copies. Rather, it would come up innocuously:

local x = tuple(1, 2, 3)
local y = tuple(1, 2, 3)

x and y COULD be references to the same value (interning) or they
could be element-wise deep copies of each other (hashing).

>> or more long-term memory usage from
>> having a canonical copy of the tuple interned in a pool.
> I'm not sure how interning increases memory usage. Can you explain that
> point?

Interning requires you to maintain a pool of values.
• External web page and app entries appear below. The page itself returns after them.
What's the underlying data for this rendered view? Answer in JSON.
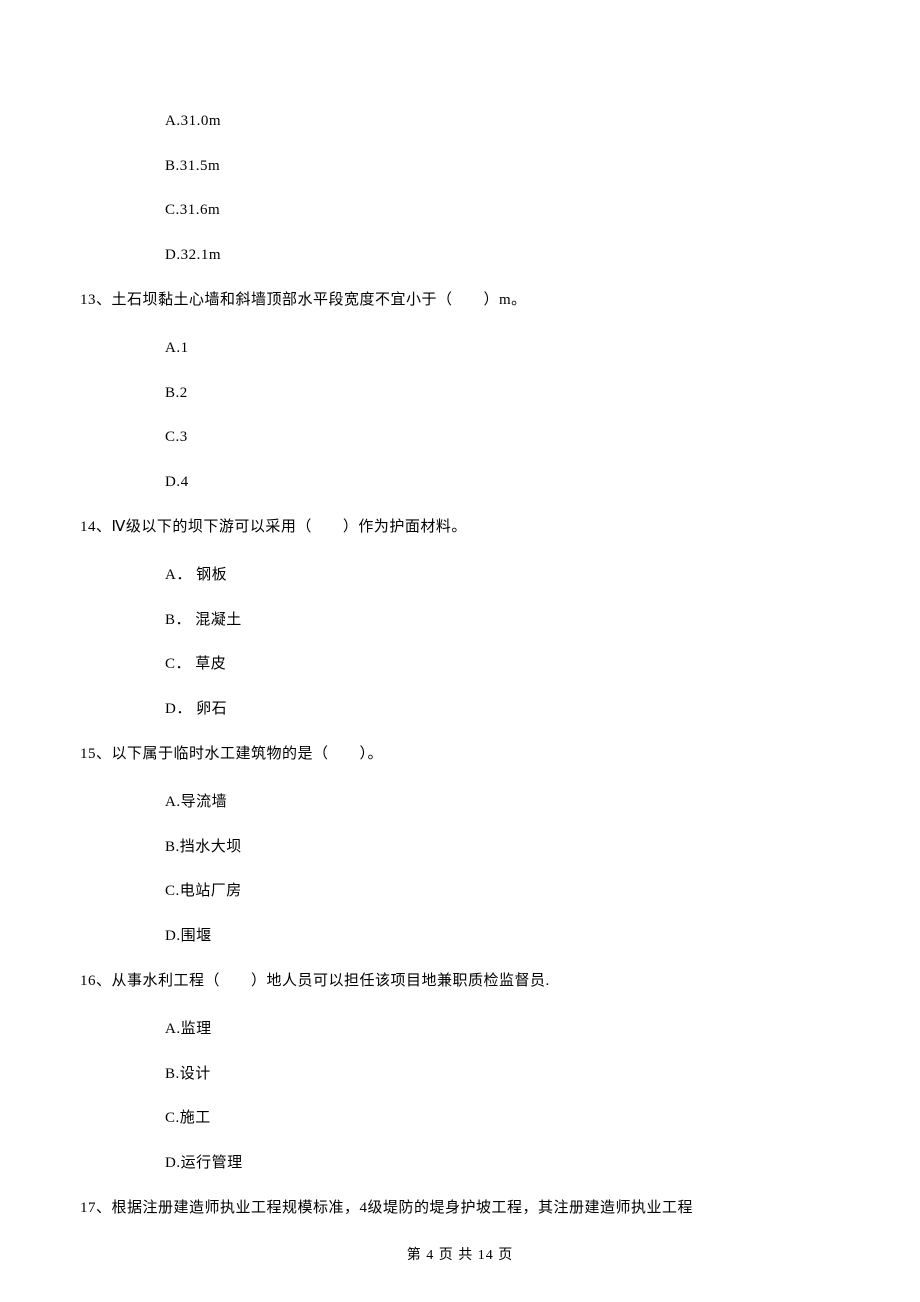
{
  "q12_tail_options": [
    {
      "label": "A.31.0m"
    },
    {
      "label": "B.31.5m"
    },
    {
      "label": "C.31.6m"
    },
    {
      "label": "D.32.1m"
    }
  ],
  "q13": {
    "num": "13、",
    "text": "土石坝黏土心墙和斜墙顶部水平段宽度不宜小于（　　）m。",
    "options": [
      {
        "label": "A.1"
      },
      {
        "label": "B.2"
      },
      {
        "label": "C.3"
      },
      {
        "label": "D.4"
      }
    ]
  },
  "q14": {
    "num": "14、",
    "text": "Ⅳ级以下的坝下游可以采用（　　）作为护面材料。",
    "options": [
      {
        "label": "A． 钢板"
      },
      {
        "label": "B． 混凝土"
      },
      {
        "label": "C． 草皮"
      },
      {
        "label": "D． 卵石"
      }
    ]
  },
  "q15": {
    "num": "15、",
    "text": "以下属于临时水工建筑物的是（　　）。",
    "options": [
      {
        "label": "A.导流墙"
      },
      {
        "label": "B.挡水大坝"
      },
      {
        "label": "C.电站厂房"
      },
      {
        "label": "D.围堰"
      }
    ]
  },
  "q16": {
    "num": "16、",
    "text": "从事水利工程（　　）地人员可以担任该项目地兼职质检监督员.",
    "options": [
      {
        "label": "A.监理"
      },
      {
        "label": "B.设计"
      },
      {
        "label": "C.施工"
      },
      {
        "label": "D.运行管理"
      }
    ]
  },
  "q17": {
    "num": "17、",
    "text": "根据注册建造师执业工程规模标准，4级堤防的堤身护坡工程，其注册建造师执业工程"
  },
  "footer": "第 4 页 共 14 页"
}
If you don't have
a mechanism in place to reap gc'ed values (and AFAIK Lua's string pool
doesn't reap gc'ed strings) then the pool's memory usage is
monotonically increasing.

If you have a bunch of unique tuples that are only used for a short
period at a time (for example if you use tuples to represent
outstanding RPC calls or something) then interning without reaping
starts using up a lot of memory, and interning with reaping is more
expensive on the GC side than using element-wise hashing.

If you have a selection of tuples that you use a lot (compound lookup
keys, perhaps) then interning turns into a huge savings since you
don't have lots of copies of identical data lying around.

>> All in all: To me it strongly feels like tuples would be better served
>> by library code (or maybe a power patch) than core code. They aren't
>> broadly used enough to warrant the corresponding increase in Lua's
>> footprint, and the people who would benefit from its existence can use
>> a library or patch.
> Now we're back to what I was saying about lib coders vs. app coders. How did
> you form the opinion that they aren't broadly used in apps? Multi-value
> indexing is fundamental in any data-rich app (games, web crawling, web apps
> -- I can't remember an app where I haven't used them).

This isn't really a lib-vs-app distinction. Tuples are one of those
things that you use a lot when you're accustomed to using them, and if
you haven't used them much in the past you won't jump to adopt them if
you're introduced to them. (A large proportion of the tuple users I've
met are Python converts.)

I've only used compound data types as keys in a very small number of
cases. Most of the time that tuples would be useful I tend to just use
nested data structures instead. (Unless the low-order keys in your
data set are particularly sparse, this doesn't introduce much waste.)
I'm having trouble even imagining where I would use a tuple while
implementing a game, outside of the networking code. An application
that's HEAVILY data-rich is going to be sending accesses to a database

/s/ Adam